steam ship carrying car audio containers

I was amazed yesterday when I was reading “CE Outlook,” a car electronics newsletter, by long-time friend, Amy Gilroy. She actually had a lead story about how many car audio parts are not being delivered to customers in the United States because they were lost at sea. Container ships from China actually lost merchandise that fell into the ocean because of stormy weather.

When I read the post, I had to call Amy to confirm the news. Yes, containers on cargo ships sometimes flip over and fall into the ocean because of very bumpy rides. The reason why I found this so astonishing is because I have questioned the safety of these containers for the 20 years that I have lived next to the Port of Miami. I have witnessed ships with containers packed so high that I thought it was impossible for them to remain intact. Look below at the photos Eliot has snapped of the cargo ships that have passed our windows several times a day. The containers are packed so high you wonder how they can stay that way. When I asked neighbors, or people who work in the area, about the safety of the containers, I was told not to worry. They are tied down so securely that nothing could ever happen.

Thank you Amy Gilroy for telling us otherwise.

Amy’s Newsletter Below

In yet another 2020 setback, “severe weather” at sea has threatened shipping containers from at least two car audio companies.

One leading supplier, speaking anonymously, confirmed that it lost a full container of car audio products on a ship called the One Aquila, out of China due for Long Beach CA earlier this month.

A second supplier, PowerBass, had been notified that its 3 containers aboard the same ship were likely damaged or lost, but later found it was spared any loss.

In early November, the One Aquila hit “severe weather,” which caused many containers on the boat to knock into one another, damaging some and causing others to fall into the sea. PowerBass was originally told by its shipping agent that its containers were likely harmed because they were located at the top of the ship. The containers were filled with PowerBass’s “Black Friday Party Packs” that consist of a subwoofer enclosure with an amplifier and wiring kit.

Orders for the Black Friday special were the largest in PowerBass’s history and it had a total of 11 containers scheduled for shipment, including three on the One Aquila, and some expected to leave on the following boat from China.

“Since we were located at the top, our agent said it could have been ours, but it turns out it was not us that went into the water. Our containers were damaged and they were able to figure that nothing inside was damaged,” said PowerBass VP Product Development and Global Marketing, Erik Harbour.

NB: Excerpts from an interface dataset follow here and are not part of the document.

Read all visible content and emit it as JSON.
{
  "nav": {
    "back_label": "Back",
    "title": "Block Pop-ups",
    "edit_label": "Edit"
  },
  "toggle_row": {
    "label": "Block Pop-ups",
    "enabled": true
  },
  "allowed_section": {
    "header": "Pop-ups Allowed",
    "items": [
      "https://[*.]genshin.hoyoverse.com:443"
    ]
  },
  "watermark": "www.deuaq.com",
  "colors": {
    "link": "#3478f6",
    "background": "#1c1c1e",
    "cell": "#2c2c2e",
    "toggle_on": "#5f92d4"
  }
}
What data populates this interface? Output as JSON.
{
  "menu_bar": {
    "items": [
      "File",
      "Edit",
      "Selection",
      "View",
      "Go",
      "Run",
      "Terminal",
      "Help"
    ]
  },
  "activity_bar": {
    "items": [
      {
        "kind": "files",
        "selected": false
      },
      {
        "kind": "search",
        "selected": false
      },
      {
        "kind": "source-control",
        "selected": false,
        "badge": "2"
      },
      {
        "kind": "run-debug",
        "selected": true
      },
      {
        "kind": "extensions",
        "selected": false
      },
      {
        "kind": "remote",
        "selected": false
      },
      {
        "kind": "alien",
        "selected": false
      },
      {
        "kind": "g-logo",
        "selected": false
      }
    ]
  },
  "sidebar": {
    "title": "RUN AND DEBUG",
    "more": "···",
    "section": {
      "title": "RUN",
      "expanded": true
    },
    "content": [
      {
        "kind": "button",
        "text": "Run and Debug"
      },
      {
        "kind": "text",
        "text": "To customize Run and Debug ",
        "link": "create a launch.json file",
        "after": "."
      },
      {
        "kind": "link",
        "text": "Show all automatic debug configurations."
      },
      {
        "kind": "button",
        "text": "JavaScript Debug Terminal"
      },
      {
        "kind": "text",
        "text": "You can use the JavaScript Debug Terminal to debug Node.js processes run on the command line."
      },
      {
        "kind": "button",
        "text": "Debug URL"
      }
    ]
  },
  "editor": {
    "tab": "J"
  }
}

MV Rena
In 2011, the MV Rena lost about 900 containers running aground in in New Zealand. Photo:  Maritime New Zealand via gCaptain

We PowerBass had went so far as to send out a notice to retailers indicating that half of its holiday promotion orders might have been lost or delayed in shipping. As of now, PowerBass expects to have full supplies of its Black Friday special for November 15. This is later than planned, but the company is grateful it has supplies in time for the holiday sales.

“It’s truly a case of ‘what can happen next this year.’ You know, you say it’s got to get better from here and then something like this happens. We were already behind the ball because of production delays and because of port congestion… The light at the end of the tunnel was our containers didn’t fall into the water. We’re going to be okay and it will get delivered. I’m just a little behind,” said Harbour.

As for the other supplier, an executive at the company chalked it up to another 2020 disaster.

About 1,400 containers are lost at sea each year. Only last year, the MS Zoe, one of the world’s largest container ships, lost a total of 270 containers in the North Sea.

Top Photo: One Aquila via Marine Traffic